    It would be very simple, not to mention probably being cheaper and more reliable, to create a version of this using a standard fixed unicycle hub…at which point brakes are just an option.

  3. you are all missing the point about “no brakes”. The author didn’t say it has no brakes, they are saying that with a unicycle (fixed) hub, there won’t be a need for a brake. Currently it runs a hub with a coaster.

  4. I’m surprised no one’s commented about the fact that the rear hub/crank-equivalent is BEHIND the saddle. Even the most aggressive TT setup (ignoring the UCI positioning rules), one’s hips are behind the crank. Seems like a horrible endo-prone position to be in.

  5. @peter Now the article says so, yes. Bikerumor tends to listen to comments and clean up articles accordingly.

    It’s still talking about freewheel unicycle hubs, which makes less sense than a brakeless derailer geared road bike – unrideable. Well, it would theoretically be possible to ride a freewheeling unicycle, especially if it has a brake, but it would be unsafe, require extreme concentration and be much more tiring than a normal fixed one.

    A better term might be “freewheel tricycle/ordinary hub” since that’s what it’s generally used for, or “freewheeling hub/crank unit” – FWHCU (TM)

  6. @Sean – that was my first reaction too. The efficiency would be terrible, and if you watch the video he rarely pedals, and that’s only a soft pedal. And could you imagine the pressure that saddle would put right where you don’t want it? Especially nose up like in the pictures…. ouch.

    It’s a cool concept, but I don’t see how it could be practical at all in it’s current incarnation.

  7. He is doing a lot of work to keep the bike stabilized.
    Generally one does not want work that much just commuting.
    Especially when you are focused on traffic and not getting run over.
    Innovative but not practical.

  8. I think it’s a great ‘toy,’ but could you get your foot caught in the spokes of the rear wheel. ??? (When I was a kid I stupidly rode on the rear rack of my cousin’s bike and got my foot caught in the rear wheel -my foot was ok, but as you can see, I’ve been mentally scarred for life!)

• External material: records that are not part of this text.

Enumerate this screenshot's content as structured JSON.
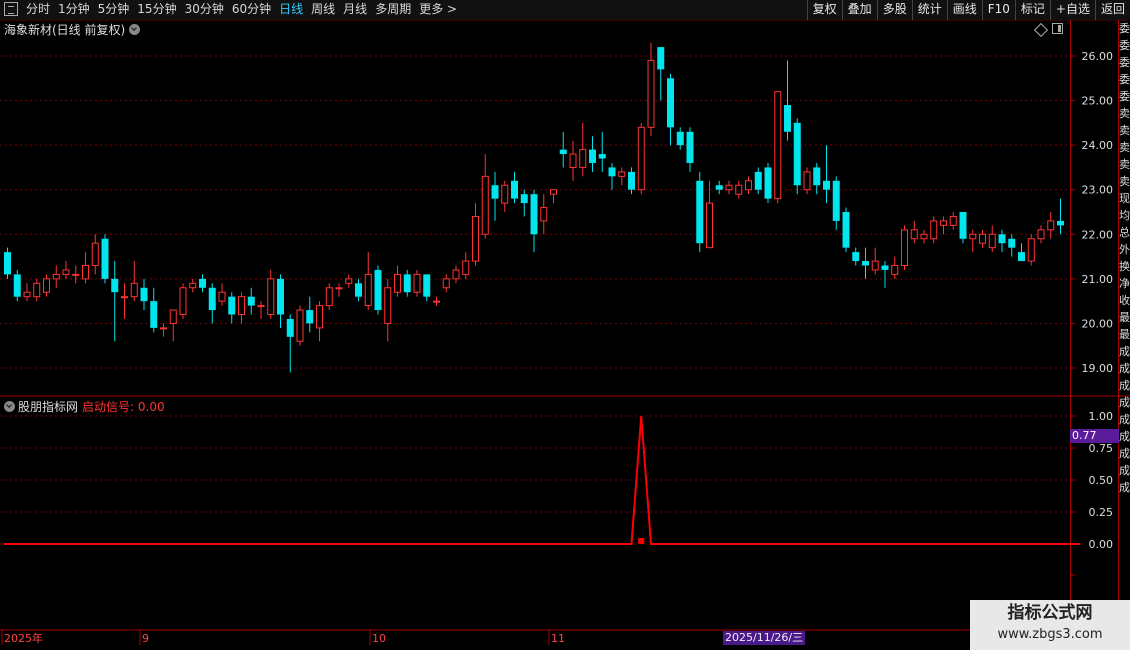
{
  "toolbar": {
    "periods": [
      "分时",
      "1分钟",
      "5分钟",
      "15分钟",
      "30分钟",
      "60分钟",
      "日线",
      "周线",
      "月线",
      "多周期",
      "更多 >"
    ],
    "active_period": "日线",
    "tools": [
      "复权",
      "叠加",
      "多股",
      "统计",
      "画线",
      "F10",
      "标记",
      "+自选",
      "返回"
    ]
  },
  "chart_title": "海象新材(日线 前复权)",
  "indicator": {
    "name": "股朋指标网",
    "signal_label": "启动信号: 0.00",
    "value_tag": "0.77"
  },
  "right_column_chars": [
    "委",
    "委",
    "委",
    "委",
    "委",
    "卖",
    "卖",
    "卖",
    "卖",
    "卖",
    "现",
    "均",
    "总",
    "外",
    "换",
    "净",
    "收",
    "最",
    "最",
    "成",
    "成",
    "成",
    "成",
    "成",
    "成",
    "成",
    "成",
    "成"
  ],
  "date_tag": "2025/11/26/三",
  "watermark": {
    "line1": "指标公式网",
    "line2": "www.zbgs3.com"
  },
  "colors": {
    "up": "#ff3333",
    "down": "#00e5ee",
    "signal": "#ff0000",
    "grid": "#7a0000",
    "bg": "#000000"
  },
  "chart_data": {
    "type": "candlestick",
    "price_axis": {
      "ticks": [
        "26.00",
        "25.00",
        "24.00",
        "23.00",
        "22.00",
        "21.00",
        "20.00",
        "19.00"
      ],
      "ylim": [
        18.6,
        26.4
      ]
    },
    "indicator_axis": {
      "ticks": [
        "1.00",
        "0.75",
        "0.50",
        "0.25",
        "0.00"
      ],
      "ylim": [
        0,
        1
      ]
    },
    "x_labels": [
      "2025年",
      "9",
      "10",
      "11"
    ],
    "candles": [
      [
        21.6,
        21.1,
        21.7,
        21.0
      ],
      [
        21.1,
        20.6,
        21.2,
        20.5
      ],
      [
        20.6,
        20.7,
        20.9,
        20.5
      ],
      [
        20.6,
        20.9,
        21.0,
        20.5
      ],
      [
        20.7,
        21.0,
        21.1,
        20.6
      ],
      [
        21.0,
        21.1,
        21.3,
        20.8
      ],
      [
        21.1,
        21.2,
        21.4,
        21.0
      ],
      [
        21.1,
        21.1,
        21.3,
        20.9
      ],
      [
        21.0,
        21.3,
        21.6,
        20.9
      ],
      [
        21.3,
        21.8,
        22.0,
        21.1
      ],
      [
        21.9,
        21.0,
        22.0,
        20.9
      ],
      [
        21.0,
        20.7,
        21.4,
        19.6
      ],
      [
        20.6,
        20.6,
        20.9,
        20.1
      ],
      [
        20.6,
        20.9,
        21.4,
        20.5
      ],
      [
        20.8,
        20.5,
        21.0,
        20.3
      ],
      [
        20.5,
        19.9,
        20.8,
        19.8
      ],
      [
        19.9,
        19.9,
        20.0,
        19.7
      ],
      [
        20.0,
        20.3,
        20.3,
        19.6
      ],
      [
        20.2,
        20.8,
        20.9,
        20.1
      ],
      [
        20.8,
        20.9,
        21.0,
        20.7
      ],
      [
        21.0,
        20.8,
        21.1,
        20.7
      ],
      [
        20.8,
        20.3,
        20.9,
        20.0
      ],
      [
        20.5,
        20.7,
        20.9,
        20.4
      ],
      [
        20.6,
        20.2,
        20.7,
        20.0
      ],
      [
        20.2,
        20.6,
        20.7,
        20.0
      ],
      [
        20.6,
        20.4,
        20.8,
        20.2
      ],
      [
        20.4,
        20.4,
        20.5,
        20.1
      ],
      [
        20.2,
        21.0,
        21.2,
        20.1
      ],
      [
        21.0,
        20.2,
        21.1,
        19.9
      ],
      [
        20.1,
        19.7,
        20.2,
        18.9
      ],
      [
        19.6,
        20.3,
        20.4,
        19.5
      ],
      [
        20.3,
        20.0,
        20.6,
        19.8
      ],
      [
        19.9,
        20.4,
        20.5,
        19.6
      ],
      [
        20.4,
        20.8,
        20.9,
        20.3
      ],
      [
        20.8,
        20.8,
        20.9,
        20.6
      ],
      [
        20.9,
        21.0,
        21.1,
        20.8
      ],
      [
        20.9,
        20.6,
        21.0,
        20.5
      ],
      [
        20.4,
        21.1,
        21.6,
        20.3
      ],
      [
        21.2,
        20.3,
        21.3,
        20.2
      ],
      [
        20.0,
        20.8,
        21.0,
        19.6
      ],
      [
        20.7,
        21.1,
        21.3,
        20.6
      ],
      [
        21.1,
        20.7,
        21.2,
        20.6
      ],
      [
        20.7,
        21.1,
        21.2,
        20.6
      ],
      [
        21.1,
        20.6,
        21.1,
        20.5
      ],
      [
        20.5,
        20.5,
        20.6,
        20.4
      ],
      [
        20.8,
        21.0,
        21.1,
        20.7
      ],
      [
        21.0,
        21.2,
        21.3,
        20.9
      ],
      [
        21.1,
        21.4,
        21.6,
        21.0
      ],
      [
        21.4,
        22.4,
        22.7,
        21.3
      ],
      [
        22.0,
        23.3,
        23.8,
        21.9
      ],
      [
        23.1,
        22.8,
        23.4,
        22.3
      ],
      [
        22.7,
        23.1,
        23.2,
        22.5
      ],
      [
        23.2,
        22.8,
        23.4,
        22.7
      ],
      [
        22.9,
        22.7,
        23.0,
        22.4
      ],
      [
        22.9,
        22.0,
        23.0,
        21.6
      ],
      [
        22.3,
        22.6,
        22.9,
        22.0
      ],
      [
        22.9,
        23.0,
        23.0,
        22.7
      ],
      [
        23.9,
        23.8,
        24.3,
        23.5
      ],
      [
        23.5,
        23.8,
        24.1,
        23.2
      ],
      [
        23.5,
        23.9,
        24.5,
        23.3
      ],
      [
        23.9,
        23.6,
        24.2,
        23.4
      ],
      [
        23.8,
        23.7,
        24.3,
        23.4
      ],
      [
        23.5,
        23.3,
        23.6,
        23.0
      ],
      [
        23.3,
        23.4,
        23.5,
        23.1
      ],
      [
        23.4,
        23.0,
        23.5,
        22.9
      ],
      [
        23.0,
        24.4,
        24.5,
        22.9
      ],
      [
        24.4,
        25.9,
        26.3,
        24.2
      ],
      [
        26.2,
        25.7,
        26.2,
        25.0
      ],
      [
        25.5,
        24.4,
        25.6,
        24.0
      ],
      [
        24.3,
        24.0,
        24.4,
        23.9
      ],
      [
        24.3,
        23.6,
        24.4,
        23.4
      ],
      [
        23.2,
        21.8,
        23.4,
        21.6
      ],
      [
        21.7,
        22.7,
        23.2,
        21.7
      ],
      [
        23.1,
        23.0,
        23.2,
        22.9
      ],
      [
        23.0,
        23.1,
        23.2,
        22.9
      ],
      [
        22.9,
        23.1,
        23.2,
        22.8
      ],
      [
        23.0,
        23.2,
        23.3,
        22.9
      ],
      [
        23.4,
        23.0,
        23.5,
        22.9
      ],
      [
        23.5,
        22.8,
        23.6,
        22.7
      ],
      [
        22.8,
        25.2,
        25.2,
        22.7
      ],
      [
        24.9,
        24.3,
        25.9,
        24.1
      ],
      [
        24.5,
        23.1,
        24.6,
        22.9
      ],
      [
        23.0,
        23.4,
        23.5,
        22.9
      ],
      [
        23.5,
        23.1,
        23.6,
        22.9
      ],
      [
        23.2,
        23.0,
        24.0,
        22.7
      ],
      [
        23.2,
        22.3,
        23.3,
        22.1
      ],
      [
        22.5,
        21.7,
        22.6,
        21.6
      ],
      [
        21.6,
        21.4,
        21.7,
        21.3
      ],
      [
        21.4,
        21.3,
        21.7,
        21.0
      ],
      [
        21.2,
        21.4,
        21.7,
        21.1
      ],
      [
        21.3,
        21.2,
        21.4,
        20.8
      ],
      [
        21.1,
        21.3,
        21.5,
        21.0
      ],
      [
        21.3,
        22.1,
        22.2,
        21.2
      ],
      [
        21.9,
        22.1,
        22.3,
        21.8
      ],
      [
        21.9,
        22.0,
        22.1,
        21.8
      ],
      [
        21.9,
        22.3,
        22.4,
        21.8
      ],
      [
        22.2,
        22.3,
        22.4,
        22.0
      ],
      [
        22.2,
        22.4,
        22.5,
        22.1
      ],
      [
        22.5,
        21.9,
        22.5,
        21.8
      ],
      [
        21.9,
        22.0,
        22.1,
        21.6
      ],
      [
        21.8,
        22.0,
        22.1,
        21.7
      ],
      [
        21.7,
        22.0,
        22.2,
        21.6
      ],
      [
        22.0,
        21.8,
        22.1,
        21.6
      ],
      [
        21.9,
        21.7,
        22.0,
        21.5
      ],
      [
        21.6,
        21.4,
        21.8,
        21.4
      ],
      [
        21.4,
        21.9,
        22.0,
        21.3
      ],
      [
        21.9,
        22.1,
        22.2,
        21.8
      ],
      [
        22.1,
        22.3,
        22.5,
        21.9
      ],
      [
        22.3,
        22.2,
        22.8,
        22.0
      ]
    ],
    "signal_values": [
      0,
      0,
      0,
      0,
      0,
      0,
      0,
      0,
      0,
      0,
      0,
      0,
      0,
      0,
      0,
      0,
      0,
      0,
      0,
      0,
      0,
      0,
      0,
      0,
      0,
      0,
      0,
      0,
      0,
      0,
      0,
      0,
      0,
      0,
      0,
      0,
      0,
      0,
      0,
      0,
      0,
      0,
      0,
      0,
      0,
      0,
      0,
      0,
      0,
      0,
      0,
      0,
      0,
      0,
      0,
      0,
      0,
      0,
      0,
      0,
      0,
      0,
      0,
      0,
      0,
      1,
      0,
      0,
      0,
      0,
      0,
      0,
      0,
      0,
      0,
      0,
      0,
      0,
      0,
      0,
      0,
      0,
      0,
      0,
      0,
      0,
      0,
      0,
      0,
      0,
      0,
      0,
      0,
      0,
      0,
      0,
      0,
      0,
      0,
      0,
      0,
      0,
      0,
      0,
      0,
      0,
      0,
      0,
      0,
      0,
      0
    ]
  }
}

  9. this has to be some kind of scam or front operation. no overt reason for this to exist at all. just get a segway if this seems like a form of transportation.

  10. This would be nice if it was a recumbent bike with electric assist. My idea is to put a 29″ pedal wheel at the front with a 26″ electric hub motor kit at the back.

  11. I build swingbikes, which this is just another overpriced variation of. I also have owned highwheel “repros” with the freewheeling direct drive hubs. The hubs used on this bicymple had better be engineered better than past incarnations of the same system. The internal freewheel systems are cheap and fragile. Because of the number of components that have to be packed into a small hub, there are several weak points. Also, the rear of this bike needs to be drawn in further, the trail on the rear fork should be no more than 20dgrs, but I’d stay under that. The trail they have may work fine when the rear tube is locked, but in swing mode it will cause problems. Bringing the rear fork in, while extending the seatpost/stem a bit will alleviate the issue of sitting forward of the pedals. The front fork rake is right on though. The frame is just a shortened version of the ones I build. But that rear tilt is going to kill someone, especially if the swinglock fails. Incorporate a return spring similar to 70’s swingbikes as a safety measure.

What do you think?